UK to fund solar energy, health projects in India
UK's top funding agency the Global Challenges Research Fund of the Research Councils UK (RCUK), has included India among several countries which would receive financial assistance worth 225 million pounds. This is being doled out to implement projects in solar energy and eye testing in diabetic patients to prevent blindness. The projects would also focus on anti-violence computer games and reducing urban social inequality.
SUNRISE, a UK-led collaborative project including the University of Swansea is in charge of implementing solar projects in India, while experts from University of Cambridge are involved in the TIGR2ESS food security program.
RCUK is globally considered to be one of the most ambitious research programs. It supports projects ranging from 2-8 million pounds over a 4-year time period. The current funding announcement amounting to 225 million pounds is expected to be invested to address problems in issue areas including conflict, society and technology, health, environment and humanitarian crisis in different countries.
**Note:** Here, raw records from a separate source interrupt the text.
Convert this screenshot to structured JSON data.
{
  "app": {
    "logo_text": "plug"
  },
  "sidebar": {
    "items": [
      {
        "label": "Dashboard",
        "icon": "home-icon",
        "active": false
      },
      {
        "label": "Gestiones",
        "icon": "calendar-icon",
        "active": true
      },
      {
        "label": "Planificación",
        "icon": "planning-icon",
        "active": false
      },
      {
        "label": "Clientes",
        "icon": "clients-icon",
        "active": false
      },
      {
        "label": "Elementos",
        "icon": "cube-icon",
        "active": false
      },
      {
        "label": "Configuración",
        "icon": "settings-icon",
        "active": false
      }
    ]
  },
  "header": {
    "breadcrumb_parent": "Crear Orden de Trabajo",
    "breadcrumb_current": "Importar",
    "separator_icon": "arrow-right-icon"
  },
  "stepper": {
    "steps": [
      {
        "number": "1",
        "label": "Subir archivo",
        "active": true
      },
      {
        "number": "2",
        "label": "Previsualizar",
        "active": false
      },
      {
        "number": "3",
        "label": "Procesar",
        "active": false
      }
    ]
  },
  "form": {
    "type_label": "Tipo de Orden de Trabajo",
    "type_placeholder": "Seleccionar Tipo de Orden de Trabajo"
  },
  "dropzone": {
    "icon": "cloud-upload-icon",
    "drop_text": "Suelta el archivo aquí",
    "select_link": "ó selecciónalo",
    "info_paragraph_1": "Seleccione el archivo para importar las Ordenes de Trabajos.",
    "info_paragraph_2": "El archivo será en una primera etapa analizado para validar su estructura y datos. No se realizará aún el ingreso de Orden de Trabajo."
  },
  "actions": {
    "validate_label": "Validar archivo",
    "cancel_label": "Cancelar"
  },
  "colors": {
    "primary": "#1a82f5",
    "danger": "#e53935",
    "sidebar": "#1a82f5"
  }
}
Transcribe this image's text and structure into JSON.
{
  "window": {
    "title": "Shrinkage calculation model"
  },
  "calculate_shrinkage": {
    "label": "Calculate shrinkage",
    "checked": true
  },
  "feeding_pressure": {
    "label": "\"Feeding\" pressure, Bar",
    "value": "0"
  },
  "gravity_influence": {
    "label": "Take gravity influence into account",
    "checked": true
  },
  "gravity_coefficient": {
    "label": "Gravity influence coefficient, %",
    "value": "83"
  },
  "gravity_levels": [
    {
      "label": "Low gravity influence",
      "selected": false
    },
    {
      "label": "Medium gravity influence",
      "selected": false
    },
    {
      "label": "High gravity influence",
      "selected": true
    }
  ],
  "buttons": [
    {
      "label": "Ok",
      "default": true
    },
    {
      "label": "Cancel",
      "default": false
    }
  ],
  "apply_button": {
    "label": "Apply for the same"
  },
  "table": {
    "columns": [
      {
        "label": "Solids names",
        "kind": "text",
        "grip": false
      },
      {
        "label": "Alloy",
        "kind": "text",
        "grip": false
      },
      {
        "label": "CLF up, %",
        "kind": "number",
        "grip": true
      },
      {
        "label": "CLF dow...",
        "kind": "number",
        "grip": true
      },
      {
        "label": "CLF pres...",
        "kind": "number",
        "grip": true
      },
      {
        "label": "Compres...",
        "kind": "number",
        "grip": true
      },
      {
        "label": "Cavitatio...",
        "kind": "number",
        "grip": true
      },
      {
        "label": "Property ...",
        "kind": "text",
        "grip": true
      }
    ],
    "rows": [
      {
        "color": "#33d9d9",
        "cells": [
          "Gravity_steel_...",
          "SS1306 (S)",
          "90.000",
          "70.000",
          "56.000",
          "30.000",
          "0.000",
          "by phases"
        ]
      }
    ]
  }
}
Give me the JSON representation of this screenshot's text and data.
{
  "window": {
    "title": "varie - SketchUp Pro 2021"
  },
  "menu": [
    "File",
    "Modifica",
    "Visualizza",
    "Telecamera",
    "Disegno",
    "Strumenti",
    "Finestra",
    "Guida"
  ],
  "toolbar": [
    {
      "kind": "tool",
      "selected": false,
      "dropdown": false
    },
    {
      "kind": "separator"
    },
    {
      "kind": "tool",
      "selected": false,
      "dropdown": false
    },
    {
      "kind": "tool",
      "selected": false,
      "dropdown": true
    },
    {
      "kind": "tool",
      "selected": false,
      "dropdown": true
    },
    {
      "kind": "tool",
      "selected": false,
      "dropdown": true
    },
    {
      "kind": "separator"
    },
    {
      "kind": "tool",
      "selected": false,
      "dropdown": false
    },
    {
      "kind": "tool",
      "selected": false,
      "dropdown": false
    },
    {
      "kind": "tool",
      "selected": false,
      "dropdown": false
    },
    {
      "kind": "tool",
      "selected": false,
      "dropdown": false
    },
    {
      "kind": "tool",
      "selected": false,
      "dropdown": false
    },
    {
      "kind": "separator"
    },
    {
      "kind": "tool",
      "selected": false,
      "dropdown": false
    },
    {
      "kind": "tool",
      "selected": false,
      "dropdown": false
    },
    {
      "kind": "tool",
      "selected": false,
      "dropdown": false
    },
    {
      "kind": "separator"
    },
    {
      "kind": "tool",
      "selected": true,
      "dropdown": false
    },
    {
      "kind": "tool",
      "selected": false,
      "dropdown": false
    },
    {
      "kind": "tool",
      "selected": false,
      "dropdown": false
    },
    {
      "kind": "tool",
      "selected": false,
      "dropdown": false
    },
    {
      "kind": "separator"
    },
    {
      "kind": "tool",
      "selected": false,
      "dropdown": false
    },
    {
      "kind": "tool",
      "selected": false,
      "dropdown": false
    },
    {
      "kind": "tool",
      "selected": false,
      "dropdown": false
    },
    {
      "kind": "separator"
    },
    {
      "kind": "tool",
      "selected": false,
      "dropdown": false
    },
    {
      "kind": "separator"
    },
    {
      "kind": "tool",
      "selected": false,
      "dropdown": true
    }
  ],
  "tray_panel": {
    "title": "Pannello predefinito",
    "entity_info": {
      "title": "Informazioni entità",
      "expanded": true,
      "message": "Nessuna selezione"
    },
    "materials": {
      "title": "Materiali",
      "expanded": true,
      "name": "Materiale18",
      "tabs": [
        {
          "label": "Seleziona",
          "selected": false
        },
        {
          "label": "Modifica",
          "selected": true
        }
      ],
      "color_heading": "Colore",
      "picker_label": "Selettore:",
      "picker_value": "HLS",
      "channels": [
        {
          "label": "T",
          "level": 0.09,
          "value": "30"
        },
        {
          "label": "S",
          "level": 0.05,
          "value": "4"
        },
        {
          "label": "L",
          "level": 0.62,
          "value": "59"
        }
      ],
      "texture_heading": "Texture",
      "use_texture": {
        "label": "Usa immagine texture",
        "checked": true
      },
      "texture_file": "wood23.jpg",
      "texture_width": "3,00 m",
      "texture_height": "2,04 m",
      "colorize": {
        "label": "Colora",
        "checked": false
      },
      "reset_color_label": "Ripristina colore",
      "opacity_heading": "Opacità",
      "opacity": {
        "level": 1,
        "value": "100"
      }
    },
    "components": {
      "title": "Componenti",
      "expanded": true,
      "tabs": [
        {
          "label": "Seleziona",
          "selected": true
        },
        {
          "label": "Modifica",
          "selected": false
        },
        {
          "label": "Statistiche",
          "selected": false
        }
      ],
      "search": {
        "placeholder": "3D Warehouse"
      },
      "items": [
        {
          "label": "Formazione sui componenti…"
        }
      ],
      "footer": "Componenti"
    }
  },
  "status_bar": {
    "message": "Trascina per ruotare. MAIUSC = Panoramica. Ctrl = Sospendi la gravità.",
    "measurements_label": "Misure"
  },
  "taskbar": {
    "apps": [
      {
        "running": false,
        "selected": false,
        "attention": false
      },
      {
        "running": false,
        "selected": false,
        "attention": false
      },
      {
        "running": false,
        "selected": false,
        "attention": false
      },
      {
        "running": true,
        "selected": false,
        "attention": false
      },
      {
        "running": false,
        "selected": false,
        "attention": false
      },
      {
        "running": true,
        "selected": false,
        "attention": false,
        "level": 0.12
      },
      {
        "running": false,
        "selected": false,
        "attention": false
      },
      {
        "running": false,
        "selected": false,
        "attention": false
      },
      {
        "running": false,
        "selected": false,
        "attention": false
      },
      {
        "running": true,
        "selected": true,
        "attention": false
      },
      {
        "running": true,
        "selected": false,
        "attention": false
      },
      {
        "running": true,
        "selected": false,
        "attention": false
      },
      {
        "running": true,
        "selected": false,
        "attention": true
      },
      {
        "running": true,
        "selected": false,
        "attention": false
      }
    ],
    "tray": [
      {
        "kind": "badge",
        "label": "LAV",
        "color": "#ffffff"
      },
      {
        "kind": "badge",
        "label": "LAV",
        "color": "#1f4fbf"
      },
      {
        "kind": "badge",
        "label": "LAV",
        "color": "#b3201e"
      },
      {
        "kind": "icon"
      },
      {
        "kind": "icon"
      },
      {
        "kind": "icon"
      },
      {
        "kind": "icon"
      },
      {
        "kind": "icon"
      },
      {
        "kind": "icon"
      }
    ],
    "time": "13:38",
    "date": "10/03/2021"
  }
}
"From healthcare to green energy, the successful projects receiving funding highlight the strength of the UK's research base and our leadership in helping developing countries tackle some of the greatest global issues of our time," notes UK universities and science minister, Jo Johnson.
In order to prevent large-scale blindness in India, funds will be channelled to employing advanced technology such as a hand-held camera, which would make eye testing cheaper. Another project titled TIGR2ESS focuses on ushering in a second green revolution in India, against the backdrop of rapidly expanding urban spaces. Funding will also try to boost innovation and manufacturing in solar technology by combining expertise.
According to the project summary, TIGR2ESS shall focus on, "Smallholder farmers- particularly women - need smart technologies to sustain crop yields, and improve health and nutrition. The program will assess these options, as well as supporting basic research program, and providing advice to local communities."